I thought this was a great exercise/experiment as it encouraged note taking. I like taking notes but sometimes I get caught up in things or get too tired I just stop, but this way I had an incentive to write a number and a very short description (for example, 2 – LEC) sometimes adding more information if it was more interesting.
All members also had access to internet, so a group chat was created on ‘Line’, a chat app popular in Japan, where Nakamura shared important information for the team such as breaks, floor coverage assignment (the floor map was shared and changes in our floor coverage duties), photo as well as for team members to share information for the team. Our round by round tally of judge calls were also shared on ‘Line’.
As I shared this with the XO (L3) Khanh Le Thien and appeals judge (L3) Daniel Kitachewsky later in the day, I was told that the team leaders also have a similar chat group on Facebook to help keep everyone on the same page for information and that they liked the recording number of calls idea. So much so, a week later, we were encouraged to do the same in GP Manila 2017 a week later. 😉
At the end of the day, as we did our team debriefing, we tallied our calls together and found that the team received 157 judge calls. (One thing to note, there were members of the team placed downstairs at certain rounds, which have much fewer players, contributing to less calls, so the total could have been even higher.) Nakamura wanted to show us how while we do expect roughly around 80-100 calls for the 6-7 rounds on the floor (excluding rounds on breaks), this being Modern, with more less experienced or returning players, in addition to the complexity of the format, we can expect to be busier than usual.
While we are the logistics team, our main focus would be the floor as the real other task we have was managing the clock. Incidentally, the clock gave us a little scare every other round when the remote refused to work for reasons we cannot figure out. (Solution: pull out the power to reset it.)
I was very impressed by how Nakamura made recording number of judge calls as an exercise, not only it helps prove his point at the end of the day, it also puts the team’s focus on the floor and encouraged taking notes. It is definitely something I would love to emulate when I have the chance to lead a floor team.
Oh, you wanted to know how many calls I took?
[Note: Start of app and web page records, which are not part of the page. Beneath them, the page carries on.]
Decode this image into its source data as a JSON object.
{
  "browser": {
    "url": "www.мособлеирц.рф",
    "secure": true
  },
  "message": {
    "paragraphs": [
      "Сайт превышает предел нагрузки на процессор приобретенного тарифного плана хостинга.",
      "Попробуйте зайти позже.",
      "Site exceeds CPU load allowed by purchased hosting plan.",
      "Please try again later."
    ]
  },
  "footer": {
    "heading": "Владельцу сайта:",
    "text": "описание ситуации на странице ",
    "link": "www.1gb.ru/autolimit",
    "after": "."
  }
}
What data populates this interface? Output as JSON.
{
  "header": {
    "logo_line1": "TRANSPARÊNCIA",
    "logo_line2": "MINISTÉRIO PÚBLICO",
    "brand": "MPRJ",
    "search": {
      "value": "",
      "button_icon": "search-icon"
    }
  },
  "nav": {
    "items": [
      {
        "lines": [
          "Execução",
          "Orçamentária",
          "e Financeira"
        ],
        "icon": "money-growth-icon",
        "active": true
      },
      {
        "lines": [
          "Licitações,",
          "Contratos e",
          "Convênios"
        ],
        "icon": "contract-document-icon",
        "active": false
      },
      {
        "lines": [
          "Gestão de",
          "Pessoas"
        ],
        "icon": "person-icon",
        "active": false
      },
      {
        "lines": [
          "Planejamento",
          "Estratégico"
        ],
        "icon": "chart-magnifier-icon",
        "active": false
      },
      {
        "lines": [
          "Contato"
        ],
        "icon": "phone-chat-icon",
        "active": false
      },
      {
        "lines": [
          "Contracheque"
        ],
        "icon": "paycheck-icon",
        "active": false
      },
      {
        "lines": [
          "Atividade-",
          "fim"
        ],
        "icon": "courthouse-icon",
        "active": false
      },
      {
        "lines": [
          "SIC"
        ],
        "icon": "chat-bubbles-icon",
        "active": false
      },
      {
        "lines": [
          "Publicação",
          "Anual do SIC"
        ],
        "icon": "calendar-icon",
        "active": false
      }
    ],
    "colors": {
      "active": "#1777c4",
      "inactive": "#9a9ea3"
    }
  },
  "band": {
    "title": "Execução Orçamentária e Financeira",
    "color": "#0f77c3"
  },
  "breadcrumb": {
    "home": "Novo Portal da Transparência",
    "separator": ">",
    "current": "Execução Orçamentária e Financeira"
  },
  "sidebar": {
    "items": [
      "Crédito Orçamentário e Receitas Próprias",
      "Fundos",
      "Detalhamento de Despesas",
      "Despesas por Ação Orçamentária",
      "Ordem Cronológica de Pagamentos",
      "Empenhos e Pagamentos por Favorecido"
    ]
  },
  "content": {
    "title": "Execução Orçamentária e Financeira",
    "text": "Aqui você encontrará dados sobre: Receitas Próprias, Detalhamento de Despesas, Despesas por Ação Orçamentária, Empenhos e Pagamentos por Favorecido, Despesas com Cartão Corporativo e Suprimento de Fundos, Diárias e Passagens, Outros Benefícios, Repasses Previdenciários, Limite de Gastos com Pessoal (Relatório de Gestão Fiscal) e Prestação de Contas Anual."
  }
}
43 in total, over 6 and a half rounds. We were dismissed in the middle of Round 8, and I got caught in a call during my break round as I was heading out to change out of my uniform.
17 of them was rules questions of various types.
10 of them oracle text requests or translating cards from English to other languages.
5 calls were for translation in player communication (or dealing with the lack of communication.)
7 for various infractions (including non-warning MT) – GRV, MT, LEC.
And the rest was for miscellaneous issues or investigations, including a phone call, lost and found, extra card investigation and a missing card (which turned out wasn’t missing in the first place).
To wrap my report up, here’s some pictures from the weekend. Thanks for reading, and let me know if you like (or dislike) this type of tournament reports with lots of pictures (that might or might not be judging related), I plan to do more of these as I work on the GPs I’m fortunate enough to be able to attend, even if I didn’t write much notes or have much to talk about, I’ll share some pictures I took at least.
Warning: do not scroll down if you are hungry right now and like Japanese food.
Thanks for reading, I hope you enjoyed it. 🙂